"Super Bowl is always a neat experience," exclaims Luterek, "because it is where some of the biggest names in football all gather in preparation of this huge event. Most of my job is looking at contracts. Then I walk into the green room and it's like—that really is Jerry Rice and Joe Montana and Reggie Bush in there!"
Her road to the Super Bowl began by interning with the Buffalo Bills while she studied corporate communication at Ithaca College. In April 2002 she was drafted herself into NFL headquarters where she manages the College Advisory Committee, a program for college underclassmen who are deciding whether to enter the NFL draft or stay in school to complete their college education. Luterek coordinates this program with NFL general managers, personnel directors and college coaches.
This April will be her 7th NFL draft, and she calculates at this point that she has sat through over 100 hours of drafts. In preparation, she will assist in the researching of draft eligibility for over 1,000 players. After the spring draft ritual, she reviews and analyzes player contracts to ensure teams are in compliance with the collective bargaining agreement and salary cap. She also provides assistance to club executives pertaining to contracts, personnel procedures, and roster rules as well as producing annual reports for the Competition Committee.

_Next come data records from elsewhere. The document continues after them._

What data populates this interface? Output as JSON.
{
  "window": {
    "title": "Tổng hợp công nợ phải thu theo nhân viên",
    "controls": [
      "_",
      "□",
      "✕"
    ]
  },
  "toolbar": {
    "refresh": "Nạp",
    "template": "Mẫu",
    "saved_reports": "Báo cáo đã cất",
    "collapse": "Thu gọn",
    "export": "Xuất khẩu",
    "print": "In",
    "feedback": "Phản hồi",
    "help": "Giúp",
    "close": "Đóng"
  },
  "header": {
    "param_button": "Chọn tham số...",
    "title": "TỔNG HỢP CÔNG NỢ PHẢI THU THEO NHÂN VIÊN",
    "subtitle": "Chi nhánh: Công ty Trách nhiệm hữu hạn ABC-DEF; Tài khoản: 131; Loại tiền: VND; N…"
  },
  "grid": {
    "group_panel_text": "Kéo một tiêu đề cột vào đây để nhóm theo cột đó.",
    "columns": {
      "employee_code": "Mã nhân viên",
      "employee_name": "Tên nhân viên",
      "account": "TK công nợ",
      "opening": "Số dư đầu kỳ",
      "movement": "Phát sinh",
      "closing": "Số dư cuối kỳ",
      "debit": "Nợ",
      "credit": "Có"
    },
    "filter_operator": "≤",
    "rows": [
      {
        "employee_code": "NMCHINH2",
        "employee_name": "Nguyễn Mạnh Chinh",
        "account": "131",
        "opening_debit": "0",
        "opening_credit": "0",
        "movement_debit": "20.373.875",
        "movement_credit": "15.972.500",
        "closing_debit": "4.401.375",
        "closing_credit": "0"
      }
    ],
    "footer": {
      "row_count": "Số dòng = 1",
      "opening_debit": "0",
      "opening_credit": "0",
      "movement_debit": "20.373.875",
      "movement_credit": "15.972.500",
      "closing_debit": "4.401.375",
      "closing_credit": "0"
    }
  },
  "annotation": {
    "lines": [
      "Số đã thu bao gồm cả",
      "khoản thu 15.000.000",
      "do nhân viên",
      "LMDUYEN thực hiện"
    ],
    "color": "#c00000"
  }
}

But it’s not all paperwork. "The fun stuff this year included attending practice sessions for the East-West Shrine game in Houston, a college all-star game attended by NFL scouts and coaches," says Luterek. "I will be attending the NFL Scouting Combine in Indianapolis, where the very best college football players are invited to participate in physical and mental tests in front of NFL coaches, general managers, and scouts."

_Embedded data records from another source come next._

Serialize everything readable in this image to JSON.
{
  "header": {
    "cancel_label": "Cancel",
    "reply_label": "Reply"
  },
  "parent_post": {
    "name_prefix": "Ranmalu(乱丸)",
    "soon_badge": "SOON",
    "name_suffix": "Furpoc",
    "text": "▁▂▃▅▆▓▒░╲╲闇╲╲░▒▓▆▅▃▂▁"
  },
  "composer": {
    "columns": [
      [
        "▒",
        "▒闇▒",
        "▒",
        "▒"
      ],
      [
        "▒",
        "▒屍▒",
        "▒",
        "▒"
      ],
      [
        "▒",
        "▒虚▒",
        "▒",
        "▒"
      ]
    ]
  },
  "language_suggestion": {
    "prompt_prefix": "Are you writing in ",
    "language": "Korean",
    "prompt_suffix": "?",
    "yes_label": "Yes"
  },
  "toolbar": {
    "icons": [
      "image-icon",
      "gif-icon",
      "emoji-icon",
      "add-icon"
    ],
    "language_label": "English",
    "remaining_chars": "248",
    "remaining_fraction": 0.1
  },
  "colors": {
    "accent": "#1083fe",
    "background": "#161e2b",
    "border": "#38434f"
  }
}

And then there is the apogee of all fun stuff—the Super Bowl. "For the past 5 years, I have been a team leader at the NFL Experience—a big all-football theme park—at the Super Bowl site. It's a big change from my regular job, and is very hard work but a lot of fun. I coordinate player appearances at events like football 101 and youth football clinics. The players do a great job for us. I also work with an official on a referee clinic where kids view an instant replay and try to make the correct call on a close play."
Not all of the NFL Experience is glamorous though. Some of the day is just walking around with a headset and fixing a sign that is hanging upside down or making sure that the lines for the different activities are flowing. "I've learned to always keep a supply of sharpies on me for autographs because they disappear like crazy and everyone always needs one."
One of the big highlights of the NFL Experience for Luterek is Kids' Day, where 2,000 local school children come and try a variety of activities. "Players sign autographs and help the kids throw and catch passes, kick field goals, and run through training camp obstacle courses. For some kids, it is their first time ever holding a football."
All these activities though are just a warm up to the main event. "There is nothing quite like game day," claims Luterek. "No matter how busy the week was, how tired your legs are, how many times you have been asked where the bathrooms are, there is just an electricity in the air that is hard to describe. It's like Christmas morning, your birthday, and the last day of school all rolled into one day. It's what you have worked all season for. Despite what most people think, there is no off season in the NFL. From making sure all those players were draft eligible, to the draft, free agency, mini camps and training camp, preseason and roster cutdowns, kickoff and the regular season—feeling the highs and lows right along with the playoff teams—and now here we finally are at the Super Bowl. This is what it's all about—overcoming adversity and the pursuit of victory, celebrating our game on its grandest stage. You can't help but feel like you are a part of something special. It's an incredible experience."